What’s everyone think about this? Very interesting concept and some big promises. If its not all BS marketing shit, this could be a game changer. Says it takes crude to isolate in a continuous, closed loop system, using custom imprinted polymer beads. This would eliminate almost all post-processing steps between crude oil and isolate.
Also brags that it is much more cost efficient, but I couldn’t imagine those MIP polymer beads that are used for each run being too cheap though.
Definitely sounds pretty cool. But with anything that sounds pretty cool I am worried it doesn’t live up to their claims. I’m a little confused by something they claim: You pass material dissolved in ethanol through the beads, the beads hold onto desired compounds, and then those same desired compounds are easily washed off with another pass of ethanol. I’m sure its just a bad explanation but I don’t see why another pass of ethanol would suddenly kick off the compounds in question.
This isn’t really that novel, it looks to be pretty straightforward affinity chromatography with a custom resin designed to target cannabinoid molecules. Obviously the research that went into designing the resin itself is pretty impressive, the technology itself though is pretty common in many other purification industries, specifically pharma, biologics and other small molecule purification.
I’d have to do some research but if any of the cannabinoid molecules are immunogenic, building a resin for this purpose would actually be pretty straightforward.
Yeah that was my thought too, that it basically looked like a bunch of chroma columns…
But then on their website they talk about how chromatography is the biggest bottleneck ever and this is way better and yadda yadda
This wave is definitely the future. It’s considered desolvation. Several other companies out there offer similar filtration skids utilizing membrane technology. These guys were the first I heard of last year.
Seems to be a couple problems with these techs, such as massive solvent storage is required, and you’ll still need some sort of solvent revovery system as most of these machines leave a final “crude oil” which is about 1 part EToH and 1 part oil.
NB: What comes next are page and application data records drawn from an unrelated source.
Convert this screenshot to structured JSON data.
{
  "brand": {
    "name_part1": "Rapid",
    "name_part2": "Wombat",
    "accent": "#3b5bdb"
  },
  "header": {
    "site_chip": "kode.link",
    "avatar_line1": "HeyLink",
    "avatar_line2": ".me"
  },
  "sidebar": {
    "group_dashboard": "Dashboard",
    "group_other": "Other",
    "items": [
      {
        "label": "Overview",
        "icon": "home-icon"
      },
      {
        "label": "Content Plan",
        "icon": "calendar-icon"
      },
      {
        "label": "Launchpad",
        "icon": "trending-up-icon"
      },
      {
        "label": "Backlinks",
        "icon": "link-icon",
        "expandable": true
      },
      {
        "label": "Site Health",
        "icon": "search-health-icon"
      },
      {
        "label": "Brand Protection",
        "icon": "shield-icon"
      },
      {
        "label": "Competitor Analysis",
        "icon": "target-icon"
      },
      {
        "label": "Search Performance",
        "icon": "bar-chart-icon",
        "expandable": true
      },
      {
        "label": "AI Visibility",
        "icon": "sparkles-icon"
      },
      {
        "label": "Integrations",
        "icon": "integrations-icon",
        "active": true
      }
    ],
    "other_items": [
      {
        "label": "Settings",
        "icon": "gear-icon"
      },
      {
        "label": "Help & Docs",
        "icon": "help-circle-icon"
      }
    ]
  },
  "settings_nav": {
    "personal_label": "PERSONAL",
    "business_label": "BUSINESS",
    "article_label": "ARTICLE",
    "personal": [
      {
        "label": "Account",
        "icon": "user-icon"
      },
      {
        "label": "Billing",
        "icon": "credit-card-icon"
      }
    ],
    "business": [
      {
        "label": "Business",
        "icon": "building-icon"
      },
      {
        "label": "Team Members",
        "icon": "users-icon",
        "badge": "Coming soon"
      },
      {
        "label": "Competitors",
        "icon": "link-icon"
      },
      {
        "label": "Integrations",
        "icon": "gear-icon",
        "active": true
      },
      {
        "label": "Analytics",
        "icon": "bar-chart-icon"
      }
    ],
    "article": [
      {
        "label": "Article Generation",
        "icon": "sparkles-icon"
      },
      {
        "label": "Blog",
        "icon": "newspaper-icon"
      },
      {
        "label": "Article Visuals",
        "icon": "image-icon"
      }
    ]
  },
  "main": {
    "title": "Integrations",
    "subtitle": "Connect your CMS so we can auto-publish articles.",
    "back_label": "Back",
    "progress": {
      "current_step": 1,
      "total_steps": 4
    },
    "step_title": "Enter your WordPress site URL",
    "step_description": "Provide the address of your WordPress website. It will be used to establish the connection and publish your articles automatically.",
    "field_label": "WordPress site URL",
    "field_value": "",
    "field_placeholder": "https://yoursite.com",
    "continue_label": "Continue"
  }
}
So you’ll still have to remove remaining ethanol as well as refining down your cannabinoids. I suppose the goal of these companies is to dramatically reduce pre and post processing which actually does seem to be a good fit. Exciting to see where it will go.
This is most likely the actual explanation. In most kinds of affinity chromatography usually salinity or pH are two of the major components to promote the elution of a bound compound. I don’t have a ton of experience with MIP though so I can only guess.
Holy crap, pharma just got a huge boner over their videos. Claims to use crude mixed into a water/ethanol solution. Pass that through polymer beads which bind to only one cannabinoid (your choice on which one), waste passes right over. Then wash the beads with a clean ethanol/water solution and the cannabinoid will dissolve back into it. Meaning the beads will be completely clean and reusable. Sounds pretty great for isolations!
Yes, that is correct. This is just a different type of chromatography. In this case it is called affinity chromatography and the mechanism is just as you would think of based on the name. It binds specific molecules by using a specific type of stationary phase. In many cases people will design their resin to target their compound of interest, which is exactly what they seemed to do here just using polymer instead of an anti-body or metal based resin.
With all chromatography there is going to be solvent recovery, etc… but the beauty of this is you can target very specific cannabinoids and the sky is the limit with the scaleability. Once you determine the saturation amount (if I have X grams of resin then I can bind Y grams of cannabinoids), you just add more resin and you bind more cannabinoids. The only downside is you have more solvent as you scale up so the solvent recovery and the initial amount of solvent required also scales up.
I think @Kingofthekush420 told me about these guys a few months ago and i failed to investigate. I think they aren’t ready to sell models yet, still doing r&d. Theoretically can work, they just need to demonstrate selectivity, efficiency, lifespan.